Work instruction
Print, exactly and completely, every entry in the data.

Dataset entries
▽

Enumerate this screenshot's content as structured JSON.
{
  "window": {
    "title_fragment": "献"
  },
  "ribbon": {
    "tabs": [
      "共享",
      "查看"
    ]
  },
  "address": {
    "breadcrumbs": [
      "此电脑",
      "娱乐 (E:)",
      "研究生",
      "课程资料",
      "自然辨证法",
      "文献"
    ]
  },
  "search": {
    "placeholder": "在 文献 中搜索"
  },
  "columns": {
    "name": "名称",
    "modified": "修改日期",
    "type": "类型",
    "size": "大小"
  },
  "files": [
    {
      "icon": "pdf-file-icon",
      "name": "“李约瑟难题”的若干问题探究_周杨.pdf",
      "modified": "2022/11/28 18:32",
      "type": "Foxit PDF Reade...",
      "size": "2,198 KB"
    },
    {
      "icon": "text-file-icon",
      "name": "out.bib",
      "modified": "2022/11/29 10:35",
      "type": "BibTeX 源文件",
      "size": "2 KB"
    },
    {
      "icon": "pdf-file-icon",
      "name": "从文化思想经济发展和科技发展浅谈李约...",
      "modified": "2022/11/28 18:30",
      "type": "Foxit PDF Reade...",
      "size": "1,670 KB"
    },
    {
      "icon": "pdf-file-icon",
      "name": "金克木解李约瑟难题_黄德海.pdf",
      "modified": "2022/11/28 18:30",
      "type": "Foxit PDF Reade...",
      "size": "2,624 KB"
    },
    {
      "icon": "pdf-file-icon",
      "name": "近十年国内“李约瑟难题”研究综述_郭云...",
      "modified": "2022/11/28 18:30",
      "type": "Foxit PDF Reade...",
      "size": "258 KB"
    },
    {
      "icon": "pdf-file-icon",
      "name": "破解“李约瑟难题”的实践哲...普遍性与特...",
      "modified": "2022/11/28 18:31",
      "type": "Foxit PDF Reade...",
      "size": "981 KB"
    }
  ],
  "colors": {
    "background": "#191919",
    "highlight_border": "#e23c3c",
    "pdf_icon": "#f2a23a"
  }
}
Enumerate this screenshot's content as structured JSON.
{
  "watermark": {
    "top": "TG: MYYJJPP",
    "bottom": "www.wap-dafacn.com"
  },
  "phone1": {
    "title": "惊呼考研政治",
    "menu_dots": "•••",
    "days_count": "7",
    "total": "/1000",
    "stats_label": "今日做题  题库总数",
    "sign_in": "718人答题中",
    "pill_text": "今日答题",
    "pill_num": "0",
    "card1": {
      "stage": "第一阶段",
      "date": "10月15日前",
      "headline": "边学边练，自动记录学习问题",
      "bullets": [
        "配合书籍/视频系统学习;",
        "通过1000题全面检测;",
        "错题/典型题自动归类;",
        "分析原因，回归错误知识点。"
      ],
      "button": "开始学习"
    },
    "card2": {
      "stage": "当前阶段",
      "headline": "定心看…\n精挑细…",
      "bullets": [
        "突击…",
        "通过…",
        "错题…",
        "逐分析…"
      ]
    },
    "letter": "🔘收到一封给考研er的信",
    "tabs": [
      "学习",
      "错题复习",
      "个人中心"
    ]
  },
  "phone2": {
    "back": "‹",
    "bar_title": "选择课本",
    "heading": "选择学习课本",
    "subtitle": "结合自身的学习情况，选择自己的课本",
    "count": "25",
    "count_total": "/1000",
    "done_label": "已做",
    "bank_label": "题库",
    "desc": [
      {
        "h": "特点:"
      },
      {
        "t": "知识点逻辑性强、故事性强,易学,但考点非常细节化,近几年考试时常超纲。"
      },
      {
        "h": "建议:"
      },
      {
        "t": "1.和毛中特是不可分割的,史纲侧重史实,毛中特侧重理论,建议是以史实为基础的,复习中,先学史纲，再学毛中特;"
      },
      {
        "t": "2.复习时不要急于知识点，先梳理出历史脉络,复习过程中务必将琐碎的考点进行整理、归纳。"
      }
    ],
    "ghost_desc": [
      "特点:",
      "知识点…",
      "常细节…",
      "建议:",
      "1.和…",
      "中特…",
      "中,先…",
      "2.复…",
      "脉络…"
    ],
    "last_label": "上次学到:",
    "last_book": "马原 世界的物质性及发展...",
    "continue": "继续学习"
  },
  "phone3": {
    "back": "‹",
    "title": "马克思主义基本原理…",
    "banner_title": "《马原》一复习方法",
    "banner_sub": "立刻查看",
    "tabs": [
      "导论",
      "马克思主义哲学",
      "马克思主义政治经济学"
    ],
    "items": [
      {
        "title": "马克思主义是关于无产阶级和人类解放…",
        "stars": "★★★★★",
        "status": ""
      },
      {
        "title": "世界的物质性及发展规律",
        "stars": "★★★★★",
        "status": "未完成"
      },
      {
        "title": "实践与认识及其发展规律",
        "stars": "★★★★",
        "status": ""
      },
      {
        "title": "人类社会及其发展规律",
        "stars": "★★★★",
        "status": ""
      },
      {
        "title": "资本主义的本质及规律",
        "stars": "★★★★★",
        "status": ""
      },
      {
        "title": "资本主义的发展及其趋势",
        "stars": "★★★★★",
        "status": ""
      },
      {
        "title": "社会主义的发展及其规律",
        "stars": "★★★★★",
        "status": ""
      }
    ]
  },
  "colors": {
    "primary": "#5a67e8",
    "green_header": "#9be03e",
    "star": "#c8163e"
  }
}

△

Result of the exercise
Enumerate this screenshot's content as structured JSON.
{
  "window": {
    "title_fragment": "献"
  },
  "ribbon": {
    "tabs": [
      "共享",
      "查看"
    ]
  },
  "address": {
    "breadcrumbs": [
      "此电脑",
      "娱乐 (E:)",
      "研究生",
      "课程资料",
      "自然辨证法",
      "文献"
    ]
  },
  "search": {
    "placeholder": "在 文献 中搜索"
  },
  "columns": {
    "name": "名称",
    "modified": "修改日期",
    "type": "类型",
    "size": "大小"
  },
  "files": [
    {
      "icon": "pdf-file-icon",
      "name": "“李约瑟难题”的若干问题探究_周杨.pdf",
      "modified": "2022/11/28 18:32",
      "type": "Foxit PDF Reade...",
      "size": "2,198 KB"
    },
    {
      "icon": "text-file-icon",
      "name": "out.bib",
      "modified": "2022/11/29 10:35",
      "type": "BibTeX 源文件",
      "size": "2 KB"
    },
    {
      "icon": "pdf-file-icon",
      "name": "从文化思想经济发展和科技发展浅谈李约...",
      "modified": "2022/11/28 18:30",
      "type": "Foxit PDF Reade...",
      "size": "1,670 KB"
    },
    {
      "icon": "pdf-file-icon",
      "name": "金克木解李约瑟难题_黄德海.pdf",
      "modified": "2022/11/28 18:30",
      "type": "Foxit PDF Reade...",
      "size": "2,624 KB"
    },
    {
      "icon": "pdf-file-icon",
      "name": "近十年国内“李约瑟难题”研究综述_郭云...",
      "modified": "2022/11/28 18:30",
      "type": "Foxit PDF Reade...",
      "size": "258 KB"
    },
    {
      "icon": "pdf-file-icon",
      "name": "破解“李约瑟难题”的实践哲...普遍性与特...",
      "modified": "2022/11/28 18:31",
      "type": "Foxit PDF Reade...",
      "size": "981 KB"
    }
  ],
  "colors": {
    "background": "#191919",
    "highlight_border": "#e23c3c",
    "pdf_icon": "#f2a23a"
  }
}
Enumerate this screenshot's content as structured JSON.
{
  "watermark": {
    "top": "TG: MYYJJPP",
    "bottom": "www.wap-dafacn.com"
  },
  "phone1": {
    "title": "惊呼考研政治",
    "menu_dots": "•••",
    "days_count": "7",
    "total": "/1000",
    "stats_label": "今日做题  题库总数",
    "sign_in": "718人答题中",
    "pill_text": "今日答题",
    "pill_num": "0",
    "card1": {
      "stage": "第一阶段",
      "date": "10月15日前",
      "headline": "边学边练，自动记录学习问题",
      "bullets": [
        "配合书籍/视频系统学习;",
        "通过1000题全面检测;",
        "错题/典型题自动归类;",
        "分析原因，回归错误知识点。"
      ],
      "button": "开始学习"
    },
    "card2": {
      "stage": "当前阶段",
      "headline": "定心看…\n精挑细…",
      "bullets": [
        "突击…",
        "通过…",
        "错题…",
        "逐分析…"
      ]
    },
    "letter": "🔘收到一封给考研er的信",
    "tabs": [
      "学习",
      "错题复习",
      "个人中心"
    ]
  },
  "phone2": {
    "back": "‹",
    "bar_title": "选择课本",
    "heading": "选择学习课本",
    "subtitle": "结合自身的学习情况，选择自己的课本",
    "count": "25",
    "count_total": "/1000",
    "done_label": "已做",
    "bank_label": "题库",
    "desc": [
      {
        "h": "特点:"
      },
      {
        "t": "知识点逻辑性强、故事性强,易学,但考点非常细节化,近几年考试时常超纲。"
      },
      {
        "h": "建议:"
      },
      {
        "t": "1.和毛中特是不可分割的,史纲侧重史实,毛中特侧重理论,建议是以史实为基础的,复习中,先学史纲，再学毛中特;"
      },
      {
        "t": "2.复习时不要急于知识点，先梳理出历史脉络,复习过程中务必将琐碎的考点进行整理、归纳。"
      }
    ],
    "ghost_desc": [
      "特点:",
      "知识点…",
      "常细节…",
      "建议:",
      "1.和…",
      "中特…",
      "中,先…",
      "2.复…",
      "脉络…"
    ],
    "last_label": "上次学到:",
    "last_book": "马原 世界的物质性及发展...",
    "continue": "继续学习"
  },
  "phone3": {
    "back": "‹",
    "title": "马克思主义基本原理…",
    "banner_title": "《马原》一复习方法",
    "banner_sub": "立刻查看",
    "tabs": [
      "导论",
      "马克思主义哲学",
      "马克思主义政治经济学"
    ],
    "items": [
      {
        "title": "马克思主义是关于无产阶级和人类解放…",
        "stars": "★★★★★",
        "status": ""
      },
      {
        "title": "世界的物质性及发展规律",
        "stars": "★★★★★",
        "status": "未完成"
      },
      {
        "title": "实践与认识及其发展规律",
        "stars": "★★★★",
        "status": ""
      },
      {
        "title": "人类社会及其发展规律",
        "stars": "★★★★",
        "status": ""
      },
      {
        "title": "资本主义的本质及规律",
        "stars": "★★★★★",
        "status": ""
      },
      {
        "title": "资本主义的发展及其趋势",
        "stars": "★★★★★",
        "status": ""
      },
      {
        "title": "社会主义的发展及其规律",
        "stars": "★★★★★",
        "status": ""
      }
    ]
  },
  "colors": {
    "primary": "#5a67e8",
    "green_header": "#9be03e",
    "star": "#c8163e"
  }
}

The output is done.